© Knot Magazine. Kristen D. Scott. All Rights Reserved
2014-2020 No images, or words may be taken from this site
without permission from Knot Magazine and the artists included.
A Door in the Evening
This house that filled us with 13 varieties
of rice, brown boiled eggs, creases of language.
There was not a single sentence that was ordinary.
Tender lamb and copper pots;
a banquet every week, and we hovered.
The house was brick. Back door, side door.
Each of the reasons, the clutter of years.
I used to live here. I live here.
The beginning of forgetting comes quickly.
We must answer each question
with another question.
We must erase our first sorrow.
How shall we hope?
We must hope.
Do you remember the prayer we said
bent over, the giving of body to ground?
We must shape ourselves
first to shadow and then to infinite,
the wait of such hunger in every cell.
No matter the hours.
I’ll tell you everything. I’ll tell you the silence.
This, My Father (An Aside)
My dad: his vowels are full
of inseparable regret. My dad
keeps chanting the first half
of his life. We sometimes forget
the narrow strip
of street that was his best day
and how it bends
into his corners. I never remember
his squat fingers or the sloping wall
of his heart until I’m beside him.
Please, I request, using
my slang words and dry mouth.
Such is the matter of fact: to agree
to embrace the resentment. He’ll live
to 91. He knows this from a sign
on a bus. My dad rides buses
past fragmented Philadelphia brick.
The sun only bothers the back of his neck.
My dad never finishes
his journey, just leaves it behind. I listen
to his swift orbit
with one finely shaped ear, hear ghosts
get off and on at his laments.
Poor dad. My dad.
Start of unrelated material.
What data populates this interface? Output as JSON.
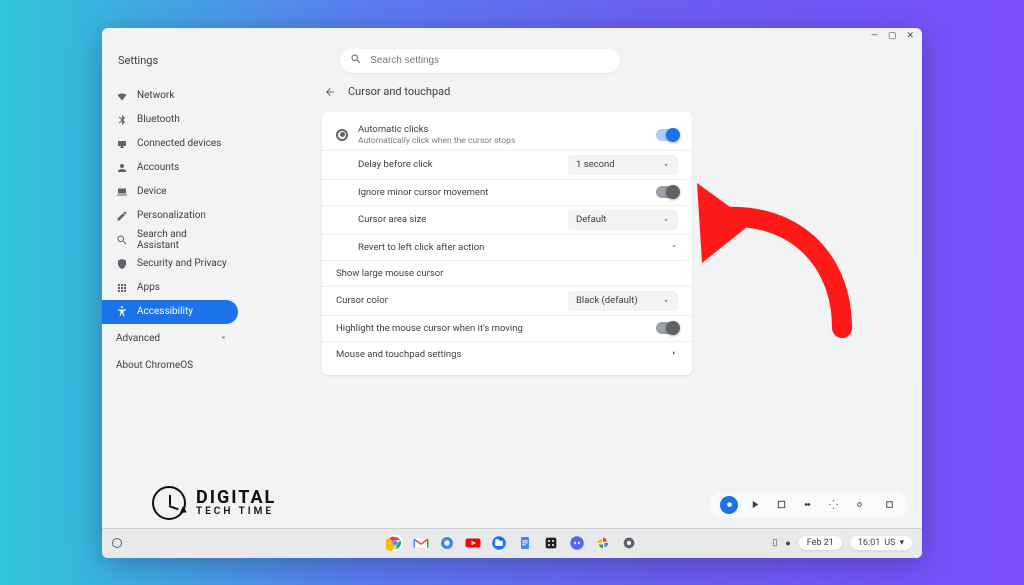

My dad never smiles.
My father arrived from his only tour of Iraq and now he is
showing off scars to anyone standing outside I watch
his tongue keep spending all its strange speaking on nomadic
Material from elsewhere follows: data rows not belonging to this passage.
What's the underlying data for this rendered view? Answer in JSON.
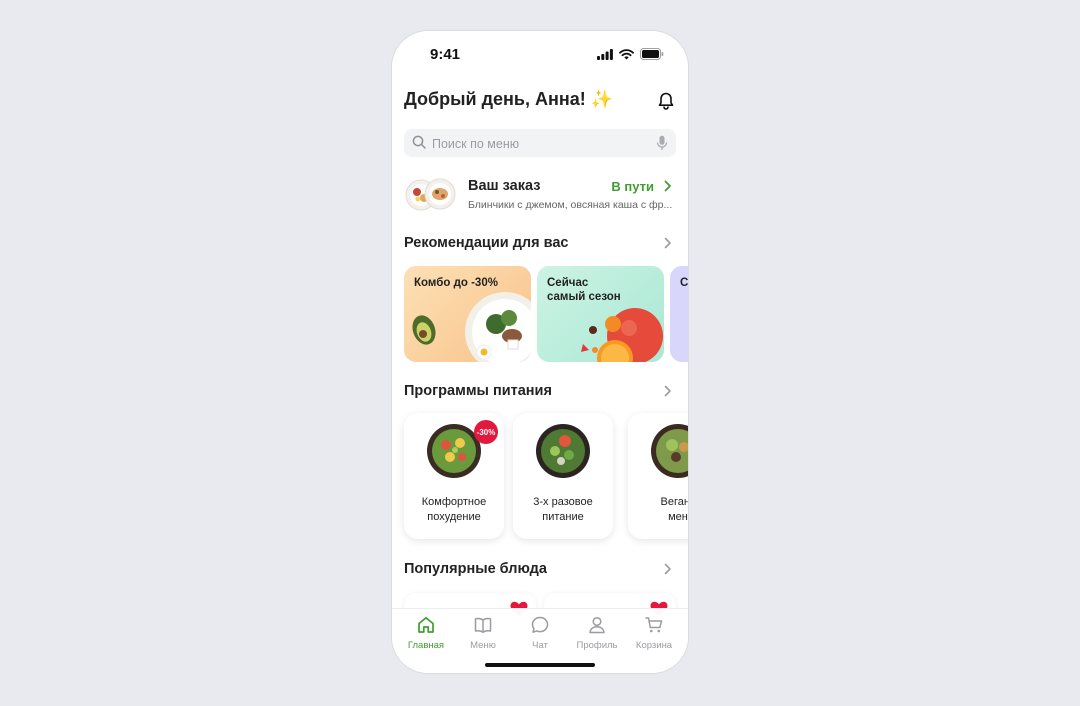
{
  "status_bar": {
    "time": "9:41"
  },
  "header": {
    "greeting": "Добрый день, Анна!",
    "sparkle": "✨"
  },
  "search": {
    "placeholder": "Поиск по меню",
    "value": ""
  },
  "order": {
    "title": "Ваш заказ",
    "status": "В пути",
    "description": "Блинчики с джемом, овсяная каша с фр..."
  },
  "recommendations": {
    "title": "Рекомендации для вас",
    "cards": [
      {
        "label": "Комбо до -30%"
      },
      {
        "label_line1": "Сейчас",
        "label_line2": "самый сезон"
      },
      {
        "label": "С"
      }
    ]
  },
  "programs": {
    "title": "Программы питания",
    "items": [
      {
        "line1": "Комфортное",
        "line2": "похудение",
        "badge": "-30%"
      },
      {
        "line1": "3-х разовое",
        "line2": "питание"
      },
      {
        "line1": "Веганс",
        "line2": "мен"
      }
    ]
  },
  "popular": {
    "title": "Популярные блюда"
  },
  "tabbar": {
    "items": [
      {
        "label": "Главная",
        "icon": "home-icon",
        "active": true
      },
      {
        "label": "Меню",
        "icon": "book-icon"
      },
      {
        "label": "Чат",
        "icon": "chat-icon"
      },
      {
        "label": "Профиль",
        "icon": "profile-icon"
      },
      {
        "label": "Корзина",
        "icon": "cart-icon"
      }
    ]
  },
  "colors": {
    "accent_green": "#3f9e2f",
    "badge_red": "#e3183d",
    "promo_orange": "#fbd2a2",
    "promo_mint": "#bfeede",
    "promo_lavender": "#d9d6fb"
  }
}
thoughts all of them furloughed or impossible
to follow even now he’s demanding
a new war with his dark noise and we’re deep
in his thrall all of us always
when there are children around my father smiles
at them working the dimple back in his cheek until his face
is restless holes sometimes
the muscular work of pretending leaves open nerve
he is not going back and meanwhile he’s pacing
his history criticizing the street in his magnificent disobedient language
his self occurring
as souvenirs he liked for an instant he is always adding
some velocity to the erratic by throwing
an accent over syllábles running over the ending the revolution
of making the world unfamiliar and sends his notes with extra swirls
His boyhood picture the black hair the deep
drooping eyes he’s fighting for something he’s loaded
with here or elsewhere he moves past the corner
of the market the market not the one
that trailed the Tigris his gaze is impossible doesn’t he know
he is in the American city with black clouds
doesn’t he see he is getting old without his real name with the illusion
of an ambivalent
reproduction offspring he is standing
by the market and the water skins and bends
beside him in the shadows of two moons but he’s not paying attention he never
he is watching results of the shadows what if
a troupe of belly dancers came by hurling
their flesh canticles with the high notes of their hips for a minute
my father’s vehemence would become unreliable and his eyes would work
electronically then he’d be back reprising his every
opportunity for attention pulling out
all the numbers he’s kept on small scraps of paper final tallies the stock
market swagger for all the weeks of the endless last years he is adorned
with numbers and facts
The whole time he is bending and arranging his bald head is wide to the sun
he is systematic side by side papers prove boisterous
growth and dark curves later his voice will still
be too big
and I will find this awful the fragments of what he sees of the city
around us the city he sees an alley the city
is a skeleton and where he has hurdled the ribs the city a carcass the city
now beheadings or now breasts cut from women his relatives shot and he’s ready
to squat down again to straighten his private investments
that are too much are growing
into the sidewalk stomped by small sneakers never
never never never and he has been away to that place that never
opened the center of the clamoring the animals the damage
where the river gave temporary fluctuations and he is a lot better
and worse and remember
this is as much as possible for the 64 years since Iraq
to use his whole life as reference and it is too much
to never again see the brick or the dishdasha the abayah his sabta to kneel by the rings
of the river and be a survivor
and what he is now is always disappointed always ruined
Lauren Camp is the author of two collections. Her third book, One Hundred Hungers, won the Dorset Prize (Tupelo Press, 2016). Her poems appear in Sukoon, Mizna, Slice Magazine, World Literature Today, and elsewhere. Other literary honors include the Margaret Randall Poetry Prize and an Anna Davidson Rosenberg Award. Lauren produces and hosts “Audio Saucepan”—a global music program interwoven with contemporary poetry—on Santa Fe Public Radio. www.laurencamp.com.